The address was made during a conference organized by the European Christian Political Movement (ECPM) in collaboration with the European Coalition for Israel (ECI), under the headline “Terrorism and Security: What EU can learn from Israel”.
In his keynote speech at the gathering, Bar said the surging terrorism represented an “existential” threat, and that European policymakers must draw upon Israel’s experience in maintaining democratic values while combating terrorism.
“The reason to cooperate with Israel is simple. The terrorists are getting stronger. And no one has more experience in defeating terror than Israel.”
“As my country Israel has shown throughout its history - when the battle is existential, we have no choice but to be victorious. Ladies and gentlemen, this battle is existential.”
Bar cited the involvement of some refugees in recent acts of terror in Europe, and the active recruitment efforts by groups like ISIS among refugees.
"There is no doubt that the recent flood of refugees to Europe can be manipulated by terrorist organizations,” said Bar, “and we’ve already seen tragic examples of these tactics.”
“The Syrian civil war and the Islamic State are fueling the global jihad, and this gives some terrorists the impression that they can change the world – change our world. The clash of civilizations is here and now, and only by standing together and fighting this extremism, can we show that they are on the wrong side of history.”
The link between terrorism and the refugee crisis has, argued Hilik, represented a two-front challenge to European democracy, argued Hilik, which must balance humanist ideals with effective anti-terror policy.
“Europe is currently in a bind. There are serious dilemmas on the table. Today, you face a huge wave of refugees – this is no easy matter.”
“A humane policy towards real refugees, must be combined with a shrewd counter-terrorism policy,” said Bar, adding that state actors must both show the futility of terrorism as a tool for effecting change and the hope peaceful refugees can have for upward mobility.
“The more refugees who will see hope in their life, a bright future for their children, then less of them will even consider joining a terror organization.
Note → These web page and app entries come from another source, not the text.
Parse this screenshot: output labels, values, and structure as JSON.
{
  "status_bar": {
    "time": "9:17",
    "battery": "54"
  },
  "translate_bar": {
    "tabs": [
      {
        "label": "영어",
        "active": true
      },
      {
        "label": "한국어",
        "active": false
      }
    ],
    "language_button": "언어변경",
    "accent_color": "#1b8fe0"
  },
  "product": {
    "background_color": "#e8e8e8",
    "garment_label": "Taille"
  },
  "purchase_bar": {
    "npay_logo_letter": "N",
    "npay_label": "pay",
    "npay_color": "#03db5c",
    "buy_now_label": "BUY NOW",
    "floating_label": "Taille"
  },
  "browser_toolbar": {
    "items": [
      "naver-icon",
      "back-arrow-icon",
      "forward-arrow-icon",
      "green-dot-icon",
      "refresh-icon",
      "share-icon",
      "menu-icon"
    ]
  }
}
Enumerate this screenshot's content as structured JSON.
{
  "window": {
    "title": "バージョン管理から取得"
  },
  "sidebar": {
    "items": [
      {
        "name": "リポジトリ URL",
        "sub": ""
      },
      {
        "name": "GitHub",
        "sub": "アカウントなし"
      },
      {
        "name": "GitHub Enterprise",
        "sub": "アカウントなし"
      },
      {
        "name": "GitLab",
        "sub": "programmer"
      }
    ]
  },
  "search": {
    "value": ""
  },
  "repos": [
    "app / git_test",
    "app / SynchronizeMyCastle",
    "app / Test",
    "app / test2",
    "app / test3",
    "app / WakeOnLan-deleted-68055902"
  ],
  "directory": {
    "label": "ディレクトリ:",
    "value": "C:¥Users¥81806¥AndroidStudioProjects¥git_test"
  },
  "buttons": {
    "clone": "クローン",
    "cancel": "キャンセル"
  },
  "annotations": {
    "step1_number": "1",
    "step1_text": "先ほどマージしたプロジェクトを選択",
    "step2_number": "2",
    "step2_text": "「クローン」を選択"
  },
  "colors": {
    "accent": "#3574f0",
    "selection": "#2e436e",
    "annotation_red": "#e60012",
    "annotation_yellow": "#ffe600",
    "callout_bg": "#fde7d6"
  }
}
The lower the tolerance and concessions to terror will be, the less people will consider joining a terror organization.”